Graham Von Carlowitz, Editorial Editor

Watching the culmination of the World Series the other day, I couldn’t help but think of one of the funnier humans in my memory, Chris Farley. Once upon a time, the overweight comedian played in an SNL skit, portraying a Chicago Super Fan Todd O’Connor. At a roundtable discussion and/or feast featuring bottomless Polish sausage and beer, he and his Super Fan counterparts would discuss how great the city of Chicago was, specifically talking up the Bears and Bulls (or “Da Bears” and “Da Bulls”), the city’s two unbeatable franchises.

The episode I remember best featured “Da Air Man,” Michael Jordan, who joined the table to discuss how many championships his Bulls would win, although his presence was diminished by the hilarity of Big Man Farley. After the character Bob Swerski posed a seemingly unanswerable question of who would win in a fight, Bears coach Mike Ditka or a hurricane named Ditka, Farley stole the scene, enduring a routine heart attack.

“Now how many heart attacks is that for you, Tom?” Bob asked after Farley quit pounding his chest.

“That makes a baker’s dozen for me,” Farley retorted, fully recovered and ready for more Bears and Bulls talk.

If you haven’t seen the skit, then I just don’t know what the Internet is for anymore. It’s great.

Anyhow, the reason this scene was singed into my memory and playing back during Game 7 should be quite clear to anyone who watched the game. As a Cleveland fan, it was my duty to watch the game to the last out. That meant enduring a half-dozen micro-heart attacks throughout the game, which coincided with, for baseball’s standards, rapid shifts of momentum and fates. And, as a Cleveland fan, I couldn’t have asked for more.

Growing up in northeast Ohio, Cleveland fans are given leeway to select alternative teams to root for in the postseason. It’s fun for a while, but even if those alternative teams raise a trophy in the end, a fan like me is left shrugging, saying, “Whelp, that must be fun for those fans in that city. Good for them.”

But all the self-pity and “maybe next year” talk fizzled out in June, when the Cavs won the NBA Finals (that gives me shivers). Sure, the title of “defending champs” might well dissolve next June and never again apply to the city of Cleveland, but the way I look at it, the satisfaction of one year can last a lifetime. Literally.

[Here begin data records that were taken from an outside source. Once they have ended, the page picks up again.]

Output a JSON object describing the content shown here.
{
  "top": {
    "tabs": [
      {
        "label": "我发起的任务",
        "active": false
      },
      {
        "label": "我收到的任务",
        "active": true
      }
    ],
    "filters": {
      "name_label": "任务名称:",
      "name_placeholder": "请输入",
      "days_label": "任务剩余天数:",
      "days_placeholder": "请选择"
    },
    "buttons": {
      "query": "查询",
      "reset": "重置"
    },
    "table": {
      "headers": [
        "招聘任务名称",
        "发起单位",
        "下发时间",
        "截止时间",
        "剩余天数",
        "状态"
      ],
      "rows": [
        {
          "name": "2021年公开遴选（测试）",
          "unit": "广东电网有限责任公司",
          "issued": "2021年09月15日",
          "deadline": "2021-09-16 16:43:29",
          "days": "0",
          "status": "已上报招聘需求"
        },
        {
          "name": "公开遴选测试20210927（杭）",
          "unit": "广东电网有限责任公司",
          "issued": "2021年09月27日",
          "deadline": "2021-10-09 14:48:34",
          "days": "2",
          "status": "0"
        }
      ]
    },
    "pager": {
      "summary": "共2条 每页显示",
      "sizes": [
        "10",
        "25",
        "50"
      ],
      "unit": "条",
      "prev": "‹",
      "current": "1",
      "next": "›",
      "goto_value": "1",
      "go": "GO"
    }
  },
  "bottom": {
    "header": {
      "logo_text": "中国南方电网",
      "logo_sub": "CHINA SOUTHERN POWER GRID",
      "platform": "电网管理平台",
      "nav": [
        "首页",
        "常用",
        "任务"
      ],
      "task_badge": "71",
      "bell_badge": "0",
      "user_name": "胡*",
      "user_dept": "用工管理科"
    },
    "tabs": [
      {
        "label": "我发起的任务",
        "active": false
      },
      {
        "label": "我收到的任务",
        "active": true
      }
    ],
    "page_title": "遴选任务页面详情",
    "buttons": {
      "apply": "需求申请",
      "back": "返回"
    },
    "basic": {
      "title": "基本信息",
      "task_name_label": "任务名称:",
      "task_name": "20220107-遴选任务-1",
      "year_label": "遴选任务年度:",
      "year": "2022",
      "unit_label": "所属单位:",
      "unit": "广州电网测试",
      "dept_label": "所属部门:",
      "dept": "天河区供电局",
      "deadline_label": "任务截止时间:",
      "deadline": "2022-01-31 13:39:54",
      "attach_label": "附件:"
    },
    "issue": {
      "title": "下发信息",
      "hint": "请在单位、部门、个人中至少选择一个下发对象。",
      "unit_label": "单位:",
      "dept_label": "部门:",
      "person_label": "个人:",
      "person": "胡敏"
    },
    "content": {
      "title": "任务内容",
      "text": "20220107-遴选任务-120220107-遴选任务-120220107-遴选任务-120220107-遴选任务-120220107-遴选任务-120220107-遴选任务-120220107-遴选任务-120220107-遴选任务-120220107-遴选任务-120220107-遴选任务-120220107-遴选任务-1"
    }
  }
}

How else could my fellow Cleveland fans have survived the 52-year championship drought?

I don’t hold anything against the Cubs for stealing a second championship parade from Cleveland, and I certainly don’t mind the hope they provided us in giving Cleveland a chance to win it all — ‘twas a cruel joke, but one I can now laugh at.

One championship is enough for me, at least for the next 52 years. That doesn’t mean I will give up hope or stop cheering and bragging that LeBron James was born an hour or so from where I was. It just means I won’t break any windows or karate chop tables in uncontrolled rage when something like Game 7 happens again, because it will.

But if Chris Farley’s fictional character can survive 13 heart attacks, I can survive a few more, too.